# DATASET RECORDS
= = = = =

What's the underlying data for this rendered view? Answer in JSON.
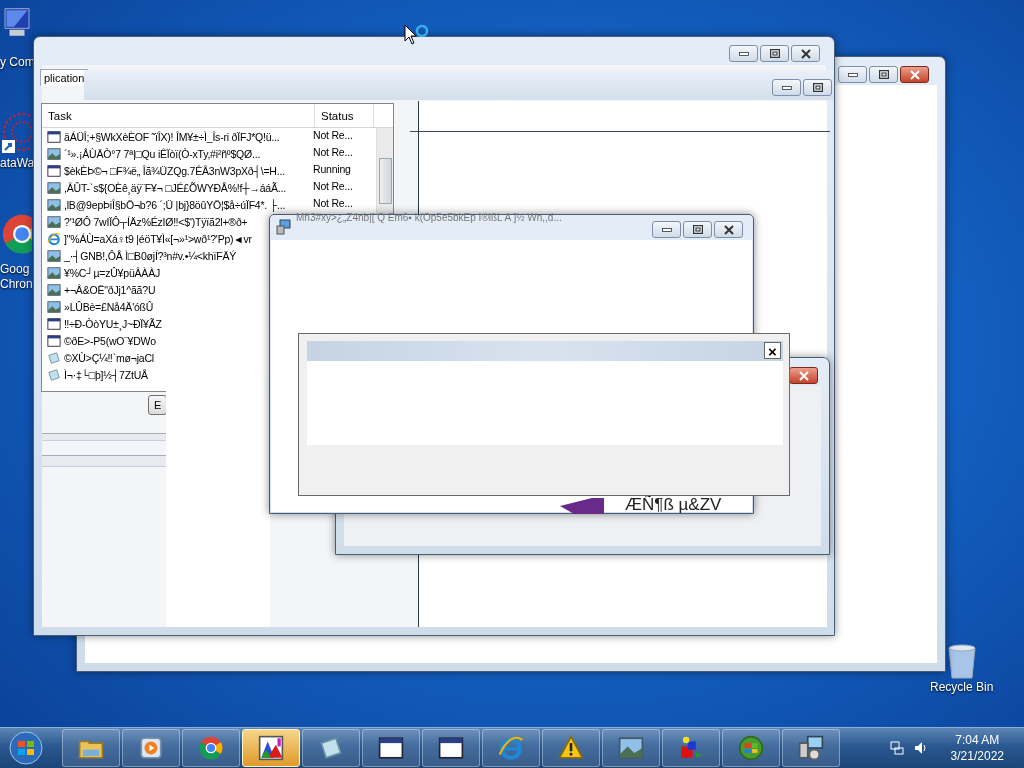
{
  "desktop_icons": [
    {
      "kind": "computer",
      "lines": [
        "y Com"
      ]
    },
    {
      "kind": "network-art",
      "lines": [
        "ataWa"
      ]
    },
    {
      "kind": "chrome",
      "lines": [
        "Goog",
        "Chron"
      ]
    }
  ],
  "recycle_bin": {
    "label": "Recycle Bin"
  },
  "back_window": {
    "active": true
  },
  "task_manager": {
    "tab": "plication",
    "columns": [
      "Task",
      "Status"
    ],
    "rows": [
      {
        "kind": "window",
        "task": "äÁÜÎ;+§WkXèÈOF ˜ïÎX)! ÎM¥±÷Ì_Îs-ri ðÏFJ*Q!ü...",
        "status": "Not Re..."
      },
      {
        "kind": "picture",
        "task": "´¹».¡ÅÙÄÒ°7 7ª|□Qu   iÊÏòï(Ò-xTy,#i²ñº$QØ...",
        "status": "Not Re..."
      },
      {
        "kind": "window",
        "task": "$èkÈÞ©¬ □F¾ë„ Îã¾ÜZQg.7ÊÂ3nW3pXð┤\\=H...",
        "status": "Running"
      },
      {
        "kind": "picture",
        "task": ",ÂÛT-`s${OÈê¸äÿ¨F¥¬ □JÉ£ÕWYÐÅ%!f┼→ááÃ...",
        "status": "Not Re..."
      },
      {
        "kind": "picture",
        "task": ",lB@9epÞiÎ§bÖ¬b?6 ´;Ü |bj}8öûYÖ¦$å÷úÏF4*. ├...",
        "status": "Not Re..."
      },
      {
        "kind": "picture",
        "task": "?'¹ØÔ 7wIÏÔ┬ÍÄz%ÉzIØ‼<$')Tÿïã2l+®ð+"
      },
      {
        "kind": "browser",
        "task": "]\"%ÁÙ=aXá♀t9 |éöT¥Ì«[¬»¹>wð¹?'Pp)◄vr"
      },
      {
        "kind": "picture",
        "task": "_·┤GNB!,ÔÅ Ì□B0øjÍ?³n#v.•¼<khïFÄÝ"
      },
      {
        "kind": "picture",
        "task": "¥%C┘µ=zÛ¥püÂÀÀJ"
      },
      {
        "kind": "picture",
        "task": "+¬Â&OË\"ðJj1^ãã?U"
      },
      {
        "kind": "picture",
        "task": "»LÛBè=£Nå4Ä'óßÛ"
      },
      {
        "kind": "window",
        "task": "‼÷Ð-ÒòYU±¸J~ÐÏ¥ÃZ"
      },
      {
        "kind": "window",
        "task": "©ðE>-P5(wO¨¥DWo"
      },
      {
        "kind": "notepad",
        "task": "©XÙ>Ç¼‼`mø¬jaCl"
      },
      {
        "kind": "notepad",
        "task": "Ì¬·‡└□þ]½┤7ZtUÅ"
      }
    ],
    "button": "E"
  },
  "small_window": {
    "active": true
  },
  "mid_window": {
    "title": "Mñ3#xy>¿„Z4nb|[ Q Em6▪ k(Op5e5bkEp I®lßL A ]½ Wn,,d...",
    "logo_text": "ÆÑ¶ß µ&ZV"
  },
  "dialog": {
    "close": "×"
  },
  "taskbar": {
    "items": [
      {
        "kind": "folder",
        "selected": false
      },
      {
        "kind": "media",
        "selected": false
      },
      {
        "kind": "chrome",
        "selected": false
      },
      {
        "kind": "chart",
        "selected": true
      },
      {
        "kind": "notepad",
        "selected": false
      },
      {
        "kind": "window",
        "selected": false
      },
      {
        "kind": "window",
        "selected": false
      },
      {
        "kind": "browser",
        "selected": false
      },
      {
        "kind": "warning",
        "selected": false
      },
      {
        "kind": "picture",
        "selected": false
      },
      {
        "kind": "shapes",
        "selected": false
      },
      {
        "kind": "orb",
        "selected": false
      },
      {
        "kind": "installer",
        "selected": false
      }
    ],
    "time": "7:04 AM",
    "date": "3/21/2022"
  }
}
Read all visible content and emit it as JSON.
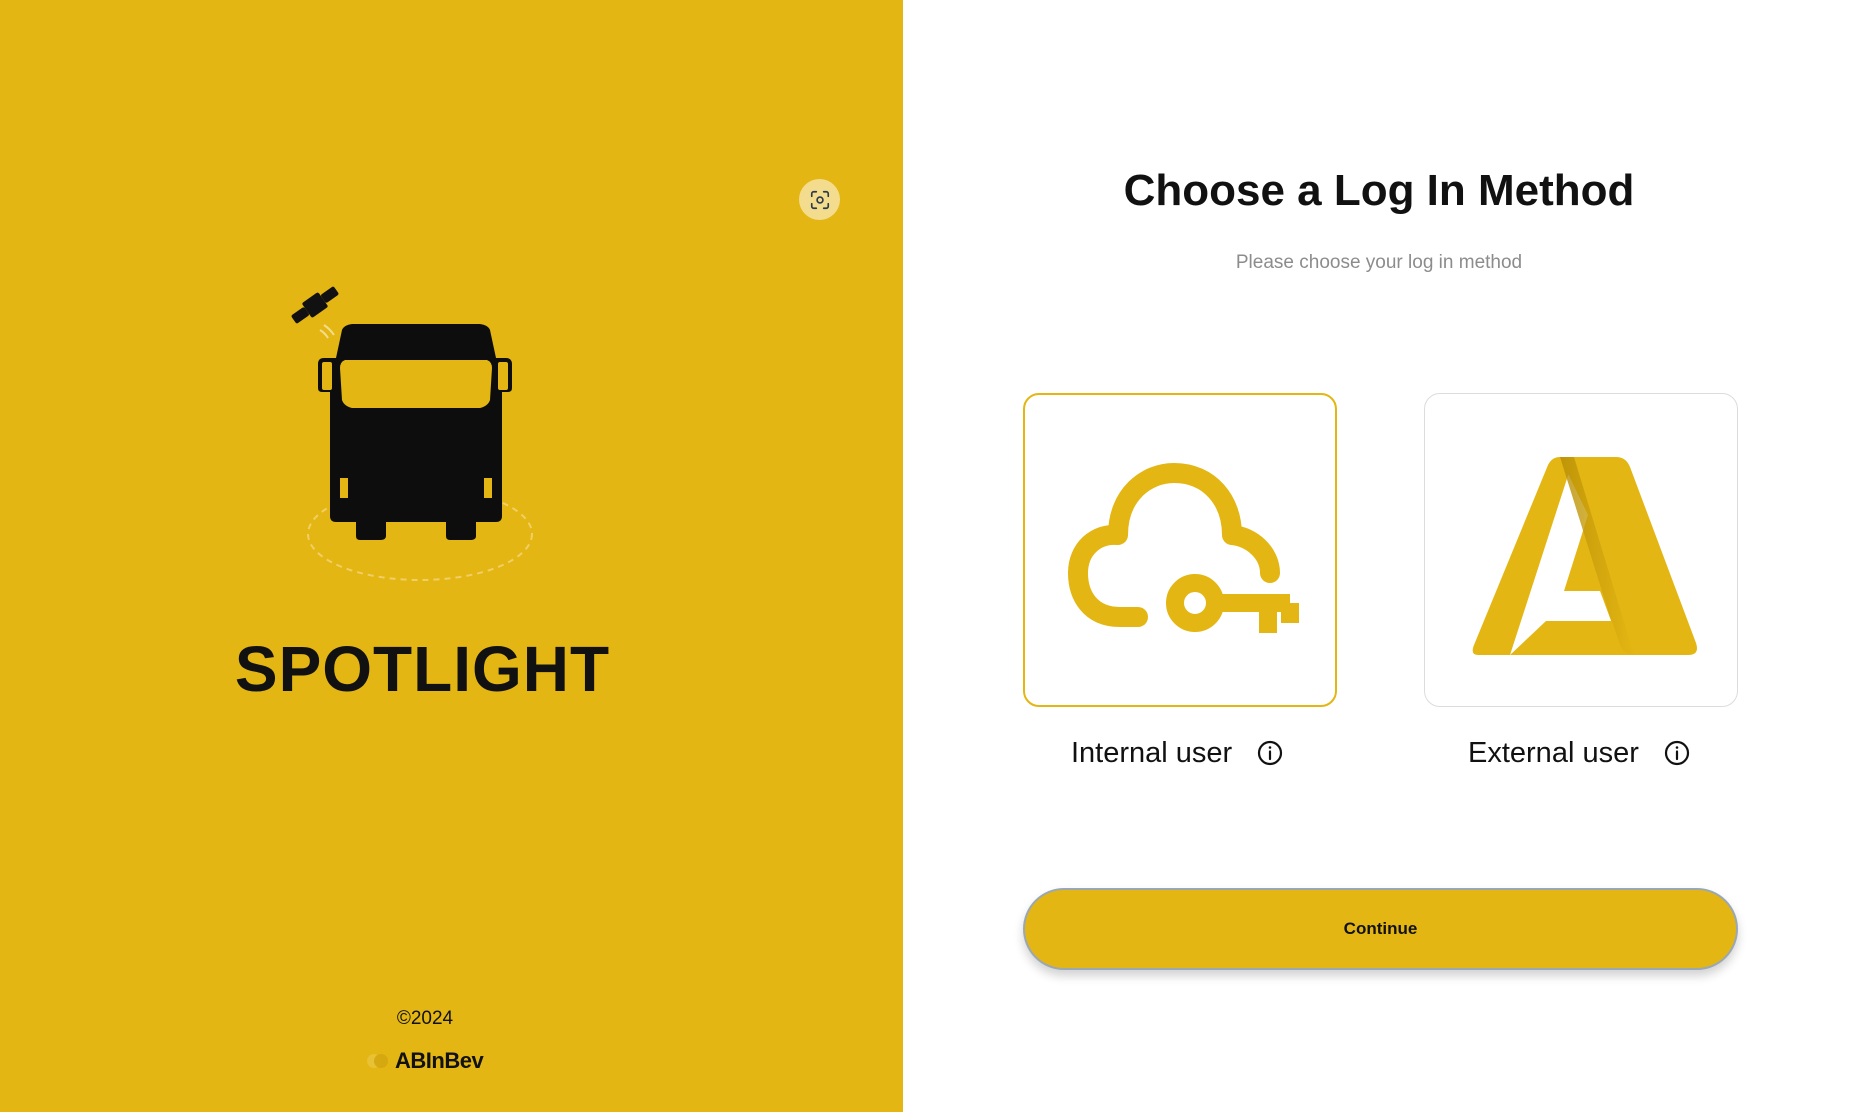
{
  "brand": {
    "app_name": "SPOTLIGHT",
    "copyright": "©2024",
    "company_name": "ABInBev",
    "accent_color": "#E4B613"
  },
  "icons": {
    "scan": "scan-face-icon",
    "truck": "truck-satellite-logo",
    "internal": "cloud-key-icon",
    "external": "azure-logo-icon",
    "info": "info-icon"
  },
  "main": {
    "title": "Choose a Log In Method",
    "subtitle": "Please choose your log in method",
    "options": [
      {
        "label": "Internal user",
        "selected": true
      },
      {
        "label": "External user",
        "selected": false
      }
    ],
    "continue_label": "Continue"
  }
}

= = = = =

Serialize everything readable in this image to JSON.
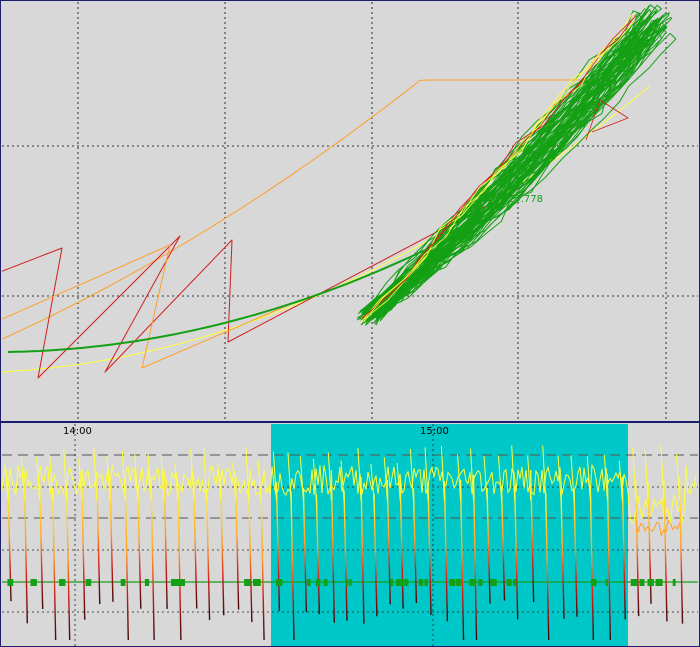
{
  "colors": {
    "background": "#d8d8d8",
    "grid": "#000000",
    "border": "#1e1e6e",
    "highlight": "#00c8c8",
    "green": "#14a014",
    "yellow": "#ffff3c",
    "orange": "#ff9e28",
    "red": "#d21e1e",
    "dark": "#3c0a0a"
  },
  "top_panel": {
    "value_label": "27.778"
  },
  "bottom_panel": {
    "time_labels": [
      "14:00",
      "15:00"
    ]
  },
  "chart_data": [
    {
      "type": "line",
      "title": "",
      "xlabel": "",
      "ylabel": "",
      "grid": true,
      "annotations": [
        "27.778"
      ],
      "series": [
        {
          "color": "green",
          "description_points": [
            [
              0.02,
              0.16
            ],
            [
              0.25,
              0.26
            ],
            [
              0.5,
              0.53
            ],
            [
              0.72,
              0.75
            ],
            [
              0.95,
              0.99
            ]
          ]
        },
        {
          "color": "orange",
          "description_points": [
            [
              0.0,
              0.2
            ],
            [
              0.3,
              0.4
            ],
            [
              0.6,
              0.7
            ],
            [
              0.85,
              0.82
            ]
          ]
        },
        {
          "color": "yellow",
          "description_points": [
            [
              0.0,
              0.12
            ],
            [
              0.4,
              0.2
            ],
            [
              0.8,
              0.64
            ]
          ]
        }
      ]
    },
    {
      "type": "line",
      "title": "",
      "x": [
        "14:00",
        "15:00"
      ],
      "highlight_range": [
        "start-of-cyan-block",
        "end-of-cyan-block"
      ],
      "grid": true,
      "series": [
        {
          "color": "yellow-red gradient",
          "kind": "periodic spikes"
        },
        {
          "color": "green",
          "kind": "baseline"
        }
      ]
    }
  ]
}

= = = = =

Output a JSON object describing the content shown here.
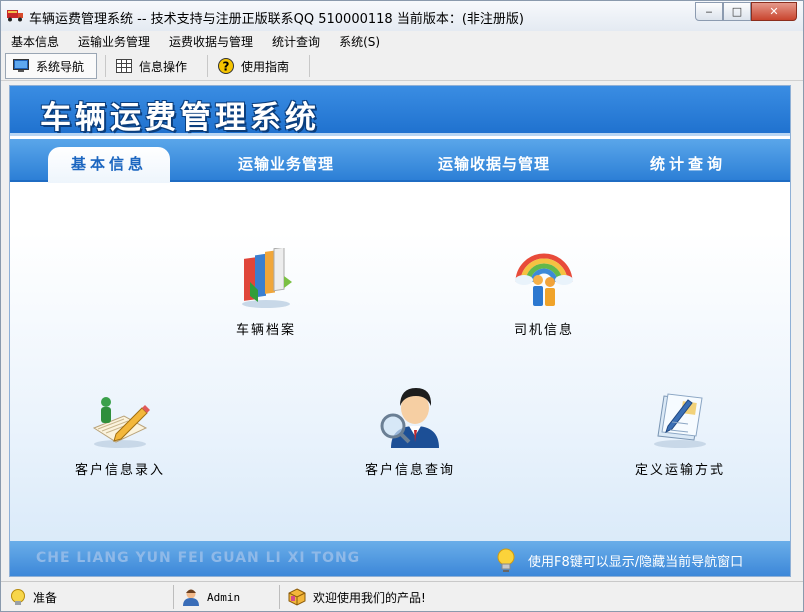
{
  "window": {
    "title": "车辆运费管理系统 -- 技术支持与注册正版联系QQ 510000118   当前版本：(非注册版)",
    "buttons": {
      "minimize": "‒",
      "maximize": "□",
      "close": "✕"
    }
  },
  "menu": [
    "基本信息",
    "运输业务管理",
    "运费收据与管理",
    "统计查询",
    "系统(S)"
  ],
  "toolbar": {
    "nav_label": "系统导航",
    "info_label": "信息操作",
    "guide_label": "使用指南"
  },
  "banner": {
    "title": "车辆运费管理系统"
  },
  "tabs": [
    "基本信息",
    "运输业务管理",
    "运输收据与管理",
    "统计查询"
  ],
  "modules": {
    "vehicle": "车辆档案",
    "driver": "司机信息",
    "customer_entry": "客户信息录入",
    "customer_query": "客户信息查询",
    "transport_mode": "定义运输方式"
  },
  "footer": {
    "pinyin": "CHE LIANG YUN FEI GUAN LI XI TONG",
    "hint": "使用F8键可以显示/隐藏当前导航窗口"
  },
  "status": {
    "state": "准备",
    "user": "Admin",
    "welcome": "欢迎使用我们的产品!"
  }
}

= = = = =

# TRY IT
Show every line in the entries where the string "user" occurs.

# PROBLEM SOLUTION
        "label": "Internal user",
        "label": "External user",
    "user": "Admin",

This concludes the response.